For all other boxes the amount was zero, besides for the foreign tax paid which was always about 50 or less. If theres any other information I could provide I'd be happy to.
Thank you for taking the time to help me with this!
In 2018 he had earned income in the form of the W-2 but did not include his ordinary dividends and capital gain distributions (and possibly foreign tax paid), so he should amend his 2018 return.
If Arborist's investment statements reflect foreign tax paid he may (repeat may) be able to recoup that tax paid for certain years when filing. He should start with the oldest year first and get them filed prior to April 15, 2020 for his best chance of getting any refund that might be due.
The above is all assuming none of his income was reported on his parent's federal income tax return prior to 2018. That could change things as to his reporting on his own.
Other more knowledgeable persons are asked to comment.
Yes, it does work. I just put the poster's info in for 2017 using age 20 for that year and it came up with the same results as I had calculated on my own. His unearned income (ordinary dividends plus capital gain distributions) exceed the exemption amount for that year of $1,050. I should note the response time for this tool is quite slow at times.
- -you were under 19 or a full time student and
-if your parents claimed you as a dependent and
-if they did not include this income on their own taxes....
I would assume you need to file for the earlier years as well, but I didn't look.

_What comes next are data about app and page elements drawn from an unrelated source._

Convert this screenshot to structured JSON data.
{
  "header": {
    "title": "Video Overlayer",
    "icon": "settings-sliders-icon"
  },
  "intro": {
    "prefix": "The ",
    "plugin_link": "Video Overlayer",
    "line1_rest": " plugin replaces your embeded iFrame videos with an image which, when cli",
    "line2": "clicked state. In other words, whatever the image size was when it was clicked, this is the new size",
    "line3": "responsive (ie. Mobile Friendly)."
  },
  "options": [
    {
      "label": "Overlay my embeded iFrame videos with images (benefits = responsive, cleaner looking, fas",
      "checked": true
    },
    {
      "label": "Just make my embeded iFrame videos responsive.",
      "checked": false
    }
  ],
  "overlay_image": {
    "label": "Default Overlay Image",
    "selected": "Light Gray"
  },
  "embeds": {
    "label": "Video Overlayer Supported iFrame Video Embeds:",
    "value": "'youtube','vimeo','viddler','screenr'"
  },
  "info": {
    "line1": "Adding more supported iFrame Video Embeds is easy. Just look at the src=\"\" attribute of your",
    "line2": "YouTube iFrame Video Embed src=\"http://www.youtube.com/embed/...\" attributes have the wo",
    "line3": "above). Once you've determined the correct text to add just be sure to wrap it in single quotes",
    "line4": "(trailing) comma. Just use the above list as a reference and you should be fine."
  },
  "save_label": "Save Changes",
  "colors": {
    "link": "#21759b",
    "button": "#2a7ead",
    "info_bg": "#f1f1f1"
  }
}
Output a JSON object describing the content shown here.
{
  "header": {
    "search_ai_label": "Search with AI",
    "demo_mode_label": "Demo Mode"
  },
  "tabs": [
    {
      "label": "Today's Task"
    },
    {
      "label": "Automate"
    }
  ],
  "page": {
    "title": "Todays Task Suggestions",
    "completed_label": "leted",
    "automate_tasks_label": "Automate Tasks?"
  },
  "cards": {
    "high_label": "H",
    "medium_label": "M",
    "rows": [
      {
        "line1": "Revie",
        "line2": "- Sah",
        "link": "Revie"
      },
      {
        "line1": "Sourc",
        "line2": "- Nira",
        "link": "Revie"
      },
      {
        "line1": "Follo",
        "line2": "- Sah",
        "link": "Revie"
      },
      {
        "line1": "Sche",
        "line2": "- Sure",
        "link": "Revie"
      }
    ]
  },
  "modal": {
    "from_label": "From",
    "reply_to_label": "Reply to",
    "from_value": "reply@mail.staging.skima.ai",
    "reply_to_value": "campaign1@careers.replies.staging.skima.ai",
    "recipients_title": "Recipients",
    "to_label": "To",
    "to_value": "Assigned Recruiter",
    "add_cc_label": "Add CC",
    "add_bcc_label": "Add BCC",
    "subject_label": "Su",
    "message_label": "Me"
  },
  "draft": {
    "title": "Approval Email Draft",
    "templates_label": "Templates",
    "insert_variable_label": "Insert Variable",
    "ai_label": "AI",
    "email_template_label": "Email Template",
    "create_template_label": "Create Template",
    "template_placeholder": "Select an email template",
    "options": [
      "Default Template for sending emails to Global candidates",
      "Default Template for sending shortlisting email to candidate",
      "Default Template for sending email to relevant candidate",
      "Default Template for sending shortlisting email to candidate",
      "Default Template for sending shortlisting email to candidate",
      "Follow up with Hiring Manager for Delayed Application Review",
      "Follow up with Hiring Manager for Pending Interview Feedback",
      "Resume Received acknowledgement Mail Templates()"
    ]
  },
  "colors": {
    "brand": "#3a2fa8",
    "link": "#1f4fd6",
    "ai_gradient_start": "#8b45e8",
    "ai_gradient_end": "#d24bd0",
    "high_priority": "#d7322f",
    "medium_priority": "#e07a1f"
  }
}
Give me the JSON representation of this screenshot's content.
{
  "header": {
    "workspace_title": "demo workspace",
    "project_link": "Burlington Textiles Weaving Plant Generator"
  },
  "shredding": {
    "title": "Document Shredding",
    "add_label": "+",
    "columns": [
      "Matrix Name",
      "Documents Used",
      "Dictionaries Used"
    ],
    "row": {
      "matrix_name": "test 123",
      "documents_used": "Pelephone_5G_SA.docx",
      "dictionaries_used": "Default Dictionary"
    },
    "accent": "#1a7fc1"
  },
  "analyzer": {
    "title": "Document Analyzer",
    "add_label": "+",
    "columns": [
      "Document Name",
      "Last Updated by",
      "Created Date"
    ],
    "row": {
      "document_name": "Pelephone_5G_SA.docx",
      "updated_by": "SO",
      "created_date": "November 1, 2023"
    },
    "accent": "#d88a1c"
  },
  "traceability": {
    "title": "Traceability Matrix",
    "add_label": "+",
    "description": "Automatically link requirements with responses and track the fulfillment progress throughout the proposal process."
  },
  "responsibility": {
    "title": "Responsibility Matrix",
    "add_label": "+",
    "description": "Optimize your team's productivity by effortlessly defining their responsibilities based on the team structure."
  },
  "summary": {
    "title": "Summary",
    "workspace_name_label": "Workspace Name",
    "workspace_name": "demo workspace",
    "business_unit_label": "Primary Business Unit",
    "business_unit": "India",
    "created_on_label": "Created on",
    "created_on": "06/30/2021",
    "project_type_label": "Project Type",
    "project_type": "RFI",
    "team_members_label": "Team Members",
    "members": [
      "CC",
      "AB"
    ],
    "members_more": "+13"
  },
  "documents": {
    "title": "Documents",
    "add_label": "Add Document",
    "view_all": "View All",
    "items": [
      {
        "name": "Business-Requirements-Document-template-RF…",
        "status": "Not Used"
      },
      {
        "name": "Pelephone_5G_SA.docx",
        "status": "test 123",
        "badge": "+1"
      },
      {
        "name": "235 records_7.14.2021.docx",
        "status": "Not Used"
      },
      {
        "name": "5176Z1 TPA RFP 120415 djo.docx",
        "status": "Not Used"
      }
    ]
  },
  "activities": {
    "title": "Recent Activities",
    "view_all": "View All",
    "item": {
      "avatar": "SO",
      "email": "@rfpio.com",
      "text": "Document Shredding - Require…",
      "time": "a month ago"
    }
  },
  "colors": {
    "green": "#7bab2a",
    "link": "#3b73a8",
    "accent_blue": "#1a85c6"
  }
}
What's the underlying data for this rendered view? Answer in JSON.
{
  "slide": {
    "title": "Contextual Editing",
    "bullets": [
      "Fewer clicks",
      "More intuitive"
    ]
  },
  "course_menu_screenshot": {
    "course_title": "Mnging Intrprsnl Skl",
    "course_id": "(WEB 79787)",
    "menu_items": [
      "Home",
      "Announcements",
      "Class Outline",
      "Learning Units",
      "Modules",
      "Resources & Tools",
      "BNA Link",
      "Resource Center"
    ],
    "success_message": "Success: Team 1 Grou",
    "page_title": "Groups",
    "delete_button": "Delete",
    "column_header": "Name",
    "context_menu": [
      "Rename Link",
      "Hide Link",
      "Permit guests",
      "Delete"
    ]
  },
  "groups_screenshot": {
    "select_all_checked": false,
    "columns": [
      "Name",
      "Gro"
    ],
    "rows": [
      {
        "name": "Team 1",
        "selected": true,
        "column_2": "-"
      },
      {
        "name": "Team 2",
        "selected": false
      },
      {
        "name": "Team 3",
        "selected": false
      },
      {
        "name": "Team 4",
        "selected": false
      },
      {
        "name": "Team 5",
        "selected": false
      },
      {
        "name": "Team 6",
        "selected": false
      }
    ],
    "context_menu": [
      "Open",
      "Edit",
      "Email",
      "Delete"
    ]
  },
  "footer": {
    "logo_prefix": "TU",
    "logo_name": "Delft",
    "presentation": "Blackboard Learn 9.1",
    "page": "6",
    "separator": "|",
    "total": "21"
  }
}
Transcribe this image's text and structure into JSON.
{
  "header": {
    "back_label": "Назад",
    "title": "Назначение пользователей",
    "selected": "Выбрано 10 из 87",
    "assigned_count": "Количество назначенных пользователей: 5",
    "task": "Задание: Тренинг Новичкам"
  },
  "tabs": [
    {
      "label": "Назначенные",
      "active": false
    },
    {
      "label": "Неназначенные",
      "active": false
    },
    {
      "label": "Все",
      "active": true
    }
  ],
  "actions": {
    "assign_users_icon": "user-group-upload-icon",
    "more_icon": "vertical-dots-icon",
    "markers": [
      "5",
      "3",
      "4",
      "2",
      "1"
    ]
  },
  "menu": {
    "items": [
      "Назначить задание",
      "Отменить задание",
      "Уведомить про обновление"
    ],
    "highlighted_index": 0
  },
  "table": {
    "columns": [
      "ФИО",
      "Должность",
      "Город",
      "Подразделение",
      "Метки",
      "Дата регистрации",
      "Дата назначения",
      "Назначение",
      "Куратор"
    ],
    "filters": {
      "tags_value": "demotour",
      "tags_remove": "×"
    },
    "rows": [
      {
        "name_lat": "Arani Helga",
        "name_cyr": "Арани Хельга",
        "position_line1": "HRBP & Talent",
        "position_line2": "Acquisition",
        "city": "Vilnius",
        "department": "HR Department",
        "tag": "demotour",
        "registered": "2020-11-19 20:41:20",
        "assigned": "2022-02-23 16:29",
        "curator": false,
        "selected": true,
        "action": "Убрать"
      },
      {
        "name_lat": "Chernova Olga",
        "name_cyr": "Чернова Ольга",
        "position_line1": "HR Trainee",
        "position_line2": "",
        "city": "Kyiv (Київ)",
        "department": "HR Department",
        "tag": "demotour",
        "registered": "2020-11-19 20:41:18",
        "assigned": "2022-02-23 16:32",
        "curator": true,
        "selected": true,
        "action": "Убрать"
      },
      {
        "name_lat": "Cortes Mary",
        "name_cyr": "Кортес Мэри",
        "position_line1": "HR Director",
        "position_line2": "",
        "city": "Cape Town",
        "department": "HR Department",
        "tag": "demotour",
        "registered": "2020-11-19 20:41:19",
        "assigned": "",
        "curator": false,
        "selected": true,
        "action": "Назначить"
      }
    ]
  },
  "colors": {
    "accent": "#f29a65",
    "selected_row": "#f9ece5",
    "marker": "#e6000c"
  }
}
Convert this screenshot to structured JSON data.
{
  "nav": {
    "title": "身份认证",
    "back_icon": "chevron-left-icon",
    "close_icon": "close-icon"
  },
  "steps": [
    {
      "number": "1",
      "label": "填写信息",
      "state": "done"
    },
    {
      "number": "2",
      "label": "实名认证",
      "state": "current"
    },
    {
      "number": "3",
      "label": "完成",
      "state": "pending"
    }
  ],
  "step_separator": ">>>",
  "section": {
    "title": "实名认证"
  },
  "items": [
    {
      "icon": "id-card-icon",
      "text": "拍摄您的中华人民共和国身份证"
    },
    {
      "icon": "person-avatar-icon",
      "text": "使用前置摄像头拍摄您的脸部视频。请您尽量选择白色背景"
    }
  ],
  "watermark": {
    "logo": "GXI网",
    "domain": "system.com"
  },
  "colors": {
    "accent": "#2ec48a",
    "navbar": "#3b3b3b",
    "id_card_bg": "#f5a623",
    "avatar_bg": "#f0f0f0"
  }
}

And I'm not sure how far back one has to go.
Obviously, the first thing you need to check is if your parents reported this income on their own taxes (which they would have been allowed to do).
Reading the information provided, I couldn't be more thankful for having clarity on this issue. I'd like to file these returns and know for certainty that I've paid my fair share of taxes. Curiously, the third CPA I contacted told me I dont have to file for the years 2013-2017, though I'm skeptical as their reasoning wasn't provided.
Thank you both tomd37 and retiredjg for looking into this. This community is amazing, and it only makes me want to further my financial education and help others later on!